Conjurer have a sound which is littered with references to others. Death metal riffs and guttural growls feature in each track but “Retch,” particularly, is a Bolt Thrower-shaped sledgehammer in the middle of the album. I feared given its short length and album positioning that it would be pointless interlude but no track is further from this. Most songs otherwise are interspersed with calm moments; moody chord progressions, vocals at a distance and gentle percussion abound. In fact, they strongly recall the gentler parts from the most recent Cormorant which is a good thing as they’re terrifically atmospheric. The deathier elements further share some of the stage with doom metal. Vainaja are a reasonable comparison for the thick, headbangable riffs and doom/death overlaps. The final diversification tool is passages of blackened furiosity, typically used towards the rear of tracks to bring them to a heavy climax. Tremolo-picked guitars and shrieks take the lead here.
And yet, these death, doom, black and atmospheric aspects are tied together impressively and cohesively by a thick, progressive metal drape which smells a lot like Mastodon. A far heavier Mastodon, but Mastodon nonetheless. The tones are meaty and satisfying, the grooves are heavy and the leads are surprisingly technical when you stop to take stock. I’m perfectly aware that such a range of influences sounds like it should be a mess but the Mastodon elements are definitely central, with each of the other sounds a spoke from this point. The greatest testament to the success of this unification is that Mire flows very naturally; it’s varied without any jarring moments.
Developing this quality, it should already be evident that Mire is highly dynamic. Each track traces a unique course across the map of influences with the only real structural commonality being the preference for aggressive, black metal conclusions. They become predictable but it’s an effective trick for conferring gravitas to a finale. Otherwise, the pace fluctuates consistently, moving between mid-paced death metal, slower doom metal and interludes, faster progressive riffs and speedy black apices. The differing vocal styles further vary Conjurer‘s repertoire. Rough shouts, deathly growls and piercing shrieks all feature and layer in different combinations to good effect, particularly as tracks culminate at their conclusions. In this way, development feels perpetual as density grows through songs. The drumming rhythms are especially active and command the cool transitions between the differing passages.
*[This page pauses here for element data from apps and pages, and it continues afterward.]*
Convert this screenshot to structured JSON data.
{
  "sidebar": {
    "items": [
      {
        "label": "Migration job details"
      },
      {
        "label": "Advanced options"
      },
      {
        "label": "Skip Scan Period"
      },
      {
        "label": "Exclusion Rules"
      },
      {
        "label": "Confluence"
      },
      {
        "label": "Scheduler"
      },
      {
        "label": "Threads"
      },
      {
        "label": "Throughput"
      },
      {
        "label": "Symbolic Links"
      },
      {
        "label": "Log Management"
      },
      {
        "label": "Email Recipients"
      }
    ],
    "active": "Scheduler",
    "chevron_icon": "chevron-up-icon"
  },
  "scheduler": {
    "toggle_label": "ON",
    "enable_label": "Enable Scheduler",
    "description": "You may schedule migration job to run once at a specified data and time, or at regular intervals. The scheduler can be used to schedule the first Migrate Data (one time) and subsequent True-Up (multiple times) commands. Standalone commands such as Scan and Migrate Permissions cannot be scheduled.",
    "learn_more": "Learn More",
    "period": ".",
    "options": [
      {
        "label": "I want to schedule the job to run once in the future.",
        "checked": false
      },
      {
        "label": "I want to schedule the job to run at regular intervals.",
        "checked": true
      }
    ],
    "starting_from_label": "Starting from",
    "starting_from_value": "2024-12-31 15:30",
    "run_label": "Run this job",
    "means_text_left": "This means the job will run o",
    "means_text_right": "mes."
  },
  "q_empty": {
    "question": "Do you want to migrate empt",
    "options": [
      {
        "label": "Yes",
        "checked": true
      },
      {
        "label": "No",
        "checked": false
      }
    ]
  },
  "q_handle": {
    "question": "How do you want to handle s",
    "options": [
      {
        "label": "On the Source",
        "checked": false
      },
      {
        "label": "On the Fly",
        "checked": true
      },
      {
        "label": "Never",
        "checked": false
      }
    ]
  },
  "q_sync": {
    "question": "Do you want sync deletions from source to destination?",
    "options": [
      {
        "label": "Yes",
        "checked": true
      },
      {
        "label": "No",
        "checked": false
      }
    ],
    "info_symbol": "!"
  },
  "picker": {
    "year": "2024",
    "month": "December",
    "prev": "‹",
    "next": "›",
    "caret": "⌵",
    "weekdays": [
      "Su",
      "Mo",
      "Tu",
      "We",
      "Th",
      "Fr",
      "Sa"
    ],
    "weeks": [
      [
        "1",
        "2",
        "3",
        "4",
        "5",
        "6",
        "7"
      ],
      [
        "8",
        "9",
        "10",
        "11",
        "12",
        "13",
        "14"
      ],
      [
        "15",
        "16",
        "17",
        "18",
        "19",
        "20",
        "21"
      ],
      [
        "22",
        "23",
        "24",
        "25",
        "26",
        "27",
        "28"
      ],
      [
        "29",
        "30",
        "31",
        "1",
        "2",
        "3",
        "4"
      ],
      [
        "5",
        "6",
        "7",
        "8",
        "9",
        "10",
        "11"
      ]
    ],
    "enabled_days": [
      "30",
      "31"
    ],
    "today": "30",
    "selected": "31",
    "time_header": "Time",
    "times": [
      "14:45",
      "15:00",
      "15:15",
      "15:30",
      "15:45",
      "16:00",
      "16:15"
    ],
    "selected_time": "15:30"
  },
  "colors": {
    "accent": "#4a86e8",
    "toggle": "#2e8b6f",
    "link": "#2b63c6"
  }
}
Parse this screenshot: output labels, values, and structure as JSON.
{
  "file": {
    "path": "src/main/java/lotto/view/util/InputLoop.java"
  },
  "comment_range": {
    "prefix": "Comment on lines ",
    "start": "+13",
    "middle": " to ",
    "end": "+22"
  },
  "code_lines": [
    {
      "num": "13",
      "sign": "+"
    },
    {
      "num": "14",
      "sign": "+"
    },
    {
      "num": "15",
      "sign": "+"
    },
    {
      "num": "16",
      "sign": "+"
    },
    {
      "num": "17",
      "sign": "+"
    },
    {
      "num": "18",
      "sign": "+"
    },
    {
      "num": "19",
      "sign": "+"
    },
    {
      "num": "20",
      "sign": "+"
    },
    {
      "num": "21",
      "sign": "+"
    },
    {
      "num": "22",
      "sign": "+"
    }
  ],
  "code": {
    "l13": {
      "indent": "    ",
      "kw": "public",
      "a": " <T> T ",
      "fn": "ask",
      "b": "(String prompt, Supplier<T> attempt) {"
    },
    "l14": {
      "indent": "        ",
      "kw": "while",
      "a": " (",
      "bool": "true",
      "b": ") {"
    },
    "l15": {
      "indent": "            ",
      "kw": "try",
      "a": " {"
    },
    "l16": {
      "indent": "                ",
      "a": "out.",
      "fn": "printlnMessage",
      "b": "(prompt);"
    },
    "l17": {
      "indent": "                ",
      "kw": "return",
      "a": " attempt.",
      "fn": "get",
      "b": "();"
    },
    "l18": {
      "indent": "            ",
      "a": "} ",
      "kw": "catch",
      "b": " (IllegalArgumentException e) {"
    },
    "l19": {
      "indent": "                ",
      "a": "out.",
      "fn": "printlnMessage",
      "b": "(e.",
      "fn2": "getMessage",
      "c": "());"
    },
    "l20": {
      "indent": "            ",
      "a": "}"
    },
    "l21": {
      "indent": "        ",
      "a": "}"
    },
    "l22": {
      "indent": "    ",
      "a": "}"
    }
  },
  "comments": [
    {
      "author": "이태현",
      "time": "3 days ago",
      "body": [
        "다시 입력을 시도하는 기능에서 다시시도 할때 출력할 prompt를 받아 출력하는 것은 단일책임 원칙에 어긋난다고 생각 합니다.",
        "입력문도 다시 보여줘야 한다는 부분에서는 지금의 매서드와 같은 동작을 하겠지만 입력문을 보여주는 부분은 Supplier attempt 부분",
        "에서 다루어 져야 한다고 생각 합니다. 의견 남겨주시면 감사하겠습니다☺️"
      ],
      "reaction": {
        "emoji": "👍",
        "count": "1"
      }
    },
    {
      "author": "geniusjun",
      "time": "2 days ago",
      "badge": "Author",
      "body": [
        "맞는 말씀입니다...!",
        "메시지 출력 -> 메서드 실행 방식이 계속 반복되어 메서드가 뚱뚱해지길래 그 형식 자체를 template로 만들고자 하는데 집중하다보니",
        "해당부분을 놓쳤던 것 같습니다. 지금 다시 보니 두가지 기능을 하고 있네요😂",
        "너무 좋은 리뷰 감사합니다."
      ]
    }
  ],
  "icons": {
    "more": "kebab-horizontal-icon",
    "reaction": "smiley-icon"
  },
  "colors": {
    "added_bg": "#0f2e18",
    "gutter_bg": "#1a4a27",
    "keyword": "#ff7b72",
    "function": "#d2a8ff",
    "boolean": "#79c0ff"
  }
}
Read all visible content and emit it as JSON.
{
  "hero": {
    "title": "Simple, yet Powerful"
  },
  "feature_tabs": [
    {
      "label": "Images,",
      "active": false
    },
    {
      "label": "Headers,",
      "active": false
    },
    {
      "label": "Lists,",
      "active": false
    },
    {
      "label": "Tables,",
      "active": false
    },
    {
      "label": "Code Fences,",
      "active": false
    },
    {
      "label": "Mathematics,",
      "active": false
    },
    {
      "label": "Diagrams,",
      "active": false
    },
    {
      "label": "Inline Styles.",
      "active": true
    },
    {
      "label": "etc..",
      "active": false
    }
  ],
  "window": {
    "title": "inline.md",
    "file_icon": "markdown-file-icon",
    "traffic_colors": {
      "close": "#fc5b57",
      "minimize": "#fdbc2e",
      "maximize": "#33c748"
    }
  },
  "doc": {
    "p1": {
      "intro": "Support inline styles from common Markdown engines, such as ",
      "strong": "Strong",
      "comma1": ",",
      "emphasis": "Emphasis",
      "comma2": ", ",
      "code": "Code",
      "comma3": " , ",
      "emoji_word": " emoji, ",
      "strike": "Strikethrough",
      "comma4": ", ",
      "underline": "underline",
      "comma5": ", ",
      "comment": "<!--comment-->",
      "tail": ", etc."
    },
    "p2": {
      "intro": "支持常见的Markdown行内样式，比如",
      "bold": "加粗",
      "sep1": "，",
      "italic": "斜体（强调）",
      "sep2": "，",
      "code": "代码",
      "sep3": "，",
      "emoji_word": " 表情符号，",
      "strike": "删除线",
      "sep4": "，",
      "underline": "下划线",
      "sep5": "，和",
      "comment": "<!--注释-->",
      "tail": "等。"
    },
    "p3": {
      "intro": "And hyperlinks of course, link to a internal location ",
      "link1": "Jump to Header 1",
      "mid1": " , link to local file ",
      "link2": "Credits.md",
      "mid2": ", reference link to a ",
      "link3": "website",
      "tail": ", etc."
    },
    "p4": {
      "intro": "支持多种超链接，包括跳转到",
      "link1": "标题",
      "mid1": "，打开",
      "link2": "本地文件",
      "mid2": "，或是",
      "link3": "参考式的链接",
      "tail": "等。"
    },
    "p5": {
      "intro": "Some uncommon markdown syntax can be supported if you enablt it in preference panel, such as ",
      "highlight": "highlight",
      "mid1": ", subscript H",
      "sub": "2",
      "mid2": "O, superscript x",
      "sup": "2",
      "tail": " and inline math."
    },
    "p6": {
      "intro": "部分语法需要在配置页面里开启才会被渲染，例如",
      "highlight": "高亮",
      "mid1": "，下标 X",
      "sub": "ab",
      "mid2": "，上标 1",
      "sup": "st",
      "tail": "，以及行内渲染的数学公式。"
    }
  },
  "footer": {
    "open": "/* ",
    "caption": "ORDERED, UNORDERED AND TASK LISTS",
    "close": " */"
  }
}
This all sounds fantastic and there’s no question that Mire is an accomplished, enjoyable record. It does, however, lack that “x-factor” which distinguishes good albums from great ones. I’m struggling to define exactly why that is but it simply falls into that region where it isn’t amazing in spite of its many strengths. A particular quibble is that “The Mire” and “Hadal” are marginally less good than the rest which has an impact as they’re 2 of the final 3 tracks. This is relatively minor but I have to earn my keep with some specific criticism I suppose. Conjurer are good but I know that Mire won’t be making my list come the end of the year (“least disliked” or otherwise).
Mire tip-toes close to the coveted 3.5 but on reflection when having taken a couple of days between listens I can’t in good faith award it. Individual parts are excellent and it represents a rock-solid first full-length release but my overall impression is that it doesn’t quite push into the requisite territory for my unreserved recommendation. I’m a big believer in the “overall impression” approach to reviewing as track-by-track descriptions can obfuscate situations where the whole is less than the sum of its parts. That is the case here.